Ahmed continued his work with the American soldiers. In 2005, two years after his time with the Bandits, he decided to take the flag to his home in Baghdad; he wanted to hang it in his room. He protected the flag with two heavy-duty plastic bags and then hid it inside a gym bag. But, while traveling home, his bus driver received a call that there was an anti-American checkpoint ahead.
Soldiers with 1st Battalion, 37th Armored Regiment, 2nd Armored Brigade Combat Team, 1st Armored Division with Staff Sgt. Ahmed pose after a ceremony held at the 1-37 motor pool Sept. 11, 2019.
(Photo by Sgt. Michael West)
Ahmed knew he could lose his life if he was caught with an American flag. In a panic, he decided to descend the bus and walk off the freeway. He continued walking until he got to a residential neighborhood. He then quickly buried the bag using and old-rusty tin can as a shovel.
Why I serve
Ahmed moved to the United States in 2008. Inspired by his time with the Bandits and seeing their dedication for upholding the Army values, he took the oath of enlistment to support and defend the Constitution of the United States and become a U.S. soldier. He now lives in California and serves as a staff sergeant in the Active Guard Reserve.
In 2016 Ahmed’s parents made a special trip from Iraq to visit him and celebrate his accomplishments. But before his parents departed the country, Ahmed called his father with one special request – locate the buried flag and bring it with him to the United States.
“Even though more than a decade had passed since I buried the flag in Iraq, I knew exactly where it was buried, and I instructed my father to please bring it to the U.S.,” said Ahmed. “When my father told me he had located the flag, a part of me was alive again.”
The proud father and husband said his dream came true when he arrived at Fort Bliss Sept. 11 carrying the framed flag and sharing its legacy with a new era of Bandits.
“The flag finally made it home,” said Ahmed. “I think of these soldiers every day when I put on my Army uniform and display the flag on my shoulder.

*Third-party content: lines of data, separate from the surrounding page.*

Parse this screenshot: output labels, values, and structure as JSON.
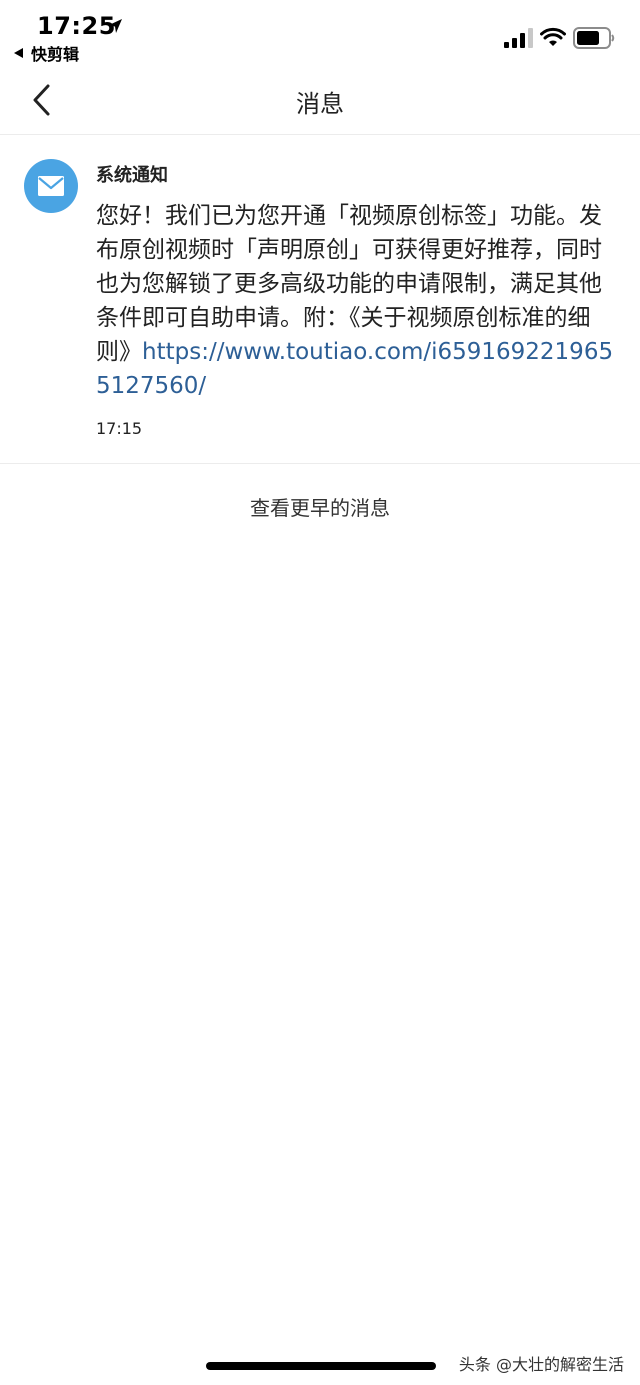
{
  "status_bar": {
    "time": "17:25",
    "back_app": "快剪辑",
    "icons": [
      "location-arrow-icon",
      "cellular-signal-icon",
      "wifi-icon",
      "battery-icon"
    ]
  },
  "nav": {
    "title": "消息",
    "back_icon": "chevron-left-icon"
  },
  "message": {
    "avatar_icon": "mail-envelope-icon",
    "avatar_color": "#4aa4e3",
    "sender": "系统通知",
    "body_text": "您好！我们已为您开通「视频原创标签」功能。发布原创视频时「声明原创」可获得更好推荐，同时也为您解锁了更多高级功能的申请限制，满足其他条件即可自助申请。附：《关于视频原创标准的细则》",
    "link_text": "https://www.toutiao.com/i6591692219655127560/",
    "link_color": "#2d5f96",
    "time": "17:15"
  },
  "earlier_messages": "查看更早的消息",
  "watermark": "头条 @大壮的解密生活"
}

Today, I did not see faces and ranks, but as I looked around, I saw the Old Ironsides patch and friendships that will last a lifetime. Larson did not live to see his flag again, but these soldiers did.”
For Cpl. James Klingel, Headquarters and Headquarters Company, 1-37 AR, 2nd ABCT, seeing and hearing Ahmed was inspirational.
“I was shocked that the flag was buried for so long, had traveled so far, and still looks amazing,” he said. “It showed us that it doesn’t matter how much time passes by. We still have the same Army traditions and the same Army values that should always be upheld, and deeply respected.”
This article originally appeared on United States Army. Follow @USArmy on Twitter.